The doctor looked inside my mouth with one of those throat scope flashlights. He had me stick out my tongue and go “aaaahhhhhh.” I got a queasy feeling in my stomach. I found it hard to breathe. All was gloom, doom, and darkness.
“Have you taken Pepto-Bismol recently?” the doctor asked me.
Hmmmm, I thought to myself. Where is this heading?
For those unfamiliar with the brand, Pepto-Bismol is a pink, thick, over-the-counter medicine used to treat upset stomachs.
“Yes,” I answered. “I had an upset stomach the other day and took Pepto-Bismol.”
“There’s your answer,” the doctor said. “It’s the bismuth in the Pepto-Bismol. It can turn your tongue black.”
Bismuth, it turns out, is the active ingredient in Pepto-Bismol. It can not only turn your tongue black. It can also turn your stools black. I never checked for the latter.
“Pepto-Bismol?” I asked.
“Yep,” the doctor said.
“Well now – okay!” I hooted.
Man, I felt like a million dollars at that moment. A billion dollars. I’d never felt better, healthier, or stronger in my life. I was Superman when I heard about the Pepto-Bismol. The weakness – gone. The fatigue – gone. The gloom and doom – gone.
Death – gone, gone, gone!
I was going to live to be a thousand years old! I was immortal, unconquerable, a young stud of 25 who was going to rule the goddamn world!
“Thanks, Doc!” I said, doing my best not to hug him and then break out into song and dance.
I skipped out of his office and danced up to the checkout desk and smiled through it all, even when I was paying a bill I couldn’t afford, just because I took Pepto-F*****g-Bismol and thought I was going to die.
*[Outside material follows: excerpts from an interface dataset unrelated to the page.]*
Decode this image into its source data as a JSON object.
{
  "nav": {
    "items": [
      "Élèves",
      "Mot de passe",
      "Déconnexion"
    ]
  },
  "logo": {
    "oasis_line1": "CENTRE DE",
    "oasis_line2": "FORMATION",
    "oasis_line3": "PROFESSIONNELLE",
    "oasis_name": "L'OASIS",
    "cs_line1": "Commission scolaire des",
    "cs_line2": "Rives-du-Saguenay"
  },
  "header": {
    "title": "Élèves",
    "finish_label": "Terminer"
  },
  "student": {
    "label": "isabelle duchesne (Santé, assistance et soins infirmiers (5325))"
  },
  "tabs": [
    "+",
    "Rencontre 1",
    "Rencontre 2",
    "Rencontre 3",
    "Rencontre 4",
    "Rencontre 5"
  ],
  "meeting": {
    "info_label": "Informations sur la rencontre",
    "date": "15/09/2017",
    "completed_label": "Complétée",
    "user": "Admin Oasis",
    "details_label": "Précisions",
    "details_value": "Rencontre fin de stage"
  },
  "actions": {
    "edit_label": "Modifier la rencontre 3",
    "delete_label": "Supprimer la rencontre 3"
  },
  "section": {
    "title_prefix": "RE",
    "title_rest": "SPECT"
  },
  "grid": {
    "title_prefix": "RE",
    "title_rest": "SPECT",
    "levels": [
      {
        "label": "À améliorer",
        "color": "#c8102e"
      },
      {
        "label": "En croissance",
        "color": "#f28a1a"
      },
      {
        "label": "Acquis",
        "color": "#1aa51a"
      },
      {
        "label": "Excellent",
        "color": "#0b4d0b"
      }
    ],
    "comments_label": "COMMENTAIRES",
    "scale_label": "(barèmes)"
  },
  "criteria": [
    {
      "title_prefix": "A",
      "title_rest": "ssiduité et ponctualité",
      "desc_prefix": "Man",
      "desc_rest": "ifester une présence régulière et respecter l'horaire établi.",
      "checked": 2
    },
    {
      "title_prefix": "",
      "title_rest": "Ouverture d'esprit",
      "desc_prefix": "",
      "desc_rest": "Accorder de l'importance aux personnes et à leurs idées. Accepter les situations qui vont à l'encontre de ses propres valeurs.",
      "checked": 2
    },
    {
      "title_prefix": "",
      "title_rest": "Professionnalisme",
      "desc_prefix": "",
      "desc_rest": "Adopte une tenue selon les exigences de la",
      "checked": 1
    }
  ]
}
All these years later, I still feel like Superman, except for the occasional aches that come with grinding toward old age, and this gnawing dread that the Grim Reaper is just around the corner, waiting….
And the tooth feels fine. Really, it does.